╭─ DATA EXCERPTS

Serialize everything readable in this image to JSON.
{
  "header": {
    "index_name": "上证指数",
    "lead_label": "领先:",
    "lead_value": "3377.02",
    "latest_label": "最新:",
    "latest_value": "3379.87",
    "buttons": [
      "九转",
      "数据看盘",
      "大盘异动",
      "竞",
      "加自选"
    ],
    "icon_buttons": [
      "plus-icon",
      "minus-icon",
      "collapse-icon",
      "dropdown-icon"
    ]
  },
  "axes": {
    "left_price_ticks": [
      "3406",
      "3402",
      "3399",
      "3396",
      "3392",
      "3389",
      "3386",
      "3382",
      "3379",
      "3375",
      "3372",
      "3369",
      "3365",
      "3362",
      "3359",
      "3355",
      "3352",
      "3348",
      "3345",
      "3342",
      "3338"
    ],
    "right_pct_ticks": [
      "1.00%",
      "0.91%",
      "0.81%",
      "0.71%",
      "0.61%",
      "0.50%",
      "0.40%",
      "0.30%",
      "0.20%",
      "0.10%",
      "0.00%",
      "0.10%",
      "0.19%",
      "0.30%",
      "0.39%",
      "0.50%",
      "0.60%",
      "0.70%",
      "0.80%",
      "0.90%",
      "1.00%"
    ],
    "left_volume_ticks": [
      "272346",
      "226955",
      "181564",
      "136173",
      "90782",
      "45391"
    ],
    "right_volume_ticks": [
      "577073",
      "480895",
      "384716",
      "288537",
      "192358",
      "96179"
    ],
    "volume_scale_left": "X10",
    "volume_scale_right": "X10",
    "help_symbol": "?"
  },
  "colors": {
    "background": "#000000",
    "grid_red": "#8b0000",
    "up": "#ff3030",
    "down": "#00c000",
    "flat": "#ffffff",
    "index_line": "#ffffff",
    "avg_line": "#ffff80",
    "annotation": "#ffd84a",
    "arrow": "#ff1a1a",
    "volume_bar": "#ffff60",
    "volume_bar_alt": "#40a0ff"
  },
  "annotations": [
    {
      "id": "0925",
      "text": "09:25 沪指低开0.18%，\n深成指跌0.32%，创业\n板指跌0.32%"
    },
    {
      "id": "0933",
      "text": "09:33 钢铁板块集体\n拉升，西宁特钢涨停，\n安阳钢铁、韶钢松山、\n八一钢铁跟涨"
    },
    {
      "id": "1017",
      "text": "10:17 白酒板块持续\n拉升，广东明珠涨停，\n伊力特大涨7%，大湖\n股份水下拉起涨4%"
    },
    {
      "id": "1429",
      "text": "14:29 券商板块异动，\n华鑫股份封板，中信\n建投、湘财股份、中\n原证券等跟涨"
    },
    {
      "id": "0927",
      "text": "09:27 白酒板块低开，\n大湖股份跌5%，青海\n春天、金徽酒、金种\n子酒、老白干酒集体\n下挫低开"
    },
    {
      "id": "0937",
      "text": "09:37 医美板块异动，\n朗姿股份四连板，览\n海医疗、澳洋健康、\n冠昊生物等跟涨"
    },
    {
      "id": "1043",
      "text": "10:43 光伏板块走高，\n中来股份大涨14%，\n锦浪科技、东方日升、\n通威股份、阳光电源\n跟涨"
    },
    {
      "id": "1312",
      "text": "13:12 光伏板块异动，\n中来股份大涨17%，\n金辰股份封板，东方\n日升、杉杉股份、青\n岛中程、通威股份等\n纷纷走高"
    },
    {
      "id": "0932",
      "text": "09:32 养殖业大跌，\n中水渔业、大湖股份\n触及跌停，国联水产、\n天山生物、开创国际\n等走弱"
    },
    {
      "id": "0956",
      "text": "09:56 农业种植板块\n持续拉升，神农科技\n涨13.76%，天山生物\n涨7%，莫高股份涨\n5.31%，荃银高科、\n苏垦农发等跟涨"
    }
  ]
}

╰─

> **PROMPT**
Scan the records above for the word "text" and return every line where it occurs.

> **RESULT OF THIS EXERCISE**
      "text": "09:25 沪指低开0.18%，\n深成指跌0.32%，创业\n板指跌0.32%"
      "text": "09:33 钢铁板块集体\n拉升，西宁特钢涨停，\n安阳钢铁、韶钢松山、\n八一钢铁跟涨"
      "text": "10:17 白酒板块持续\n拉升，广东明珠涨停，\n伊力特大涨7%，大湖\n股份水下拉起涨4%"
      "text": "14:29 券商板块异动，\n华鑫股份封板，中信\n建投、湘财股份、中\n原证券等跟涨"
      "text": "09:27 白酒板块低开，\n大湖股份跌5%，青海\n春天、金徽酒、金种\n子酒、老白干酒集体\n下挫低开"
      "text": "09:37 医美板块异动，\n朗姿股份四连板，览\n海医疗、澳洋健康、\n冠昊生物等跟涨"
      "text": "10:43 光伏板块走高，\n中来股份大涨14%，\n锦浪科技、东方日升、\n通威股份、阳光电源\n跟涨"
      "text": "13:12 光伏板块异动，\n中来股份大涨17%，\n金辰股份封板，东方\n日升、杉杉股份、青\n岛中程、通威股份等\n纷纷走高"
      "text": "09:32 养殖业大跌，\n中水渔业、大湖股份\n触及跌停，国联水产、\n天山生物、开创国际\n等走弱"
      "text": "09:56 农业种植板块\n持续拉升，神农科技\n涨13.76%，天山生物\n涨7%，莫高股份涨\n5.31%，荃银高科、\n苏垦农发等跟涨"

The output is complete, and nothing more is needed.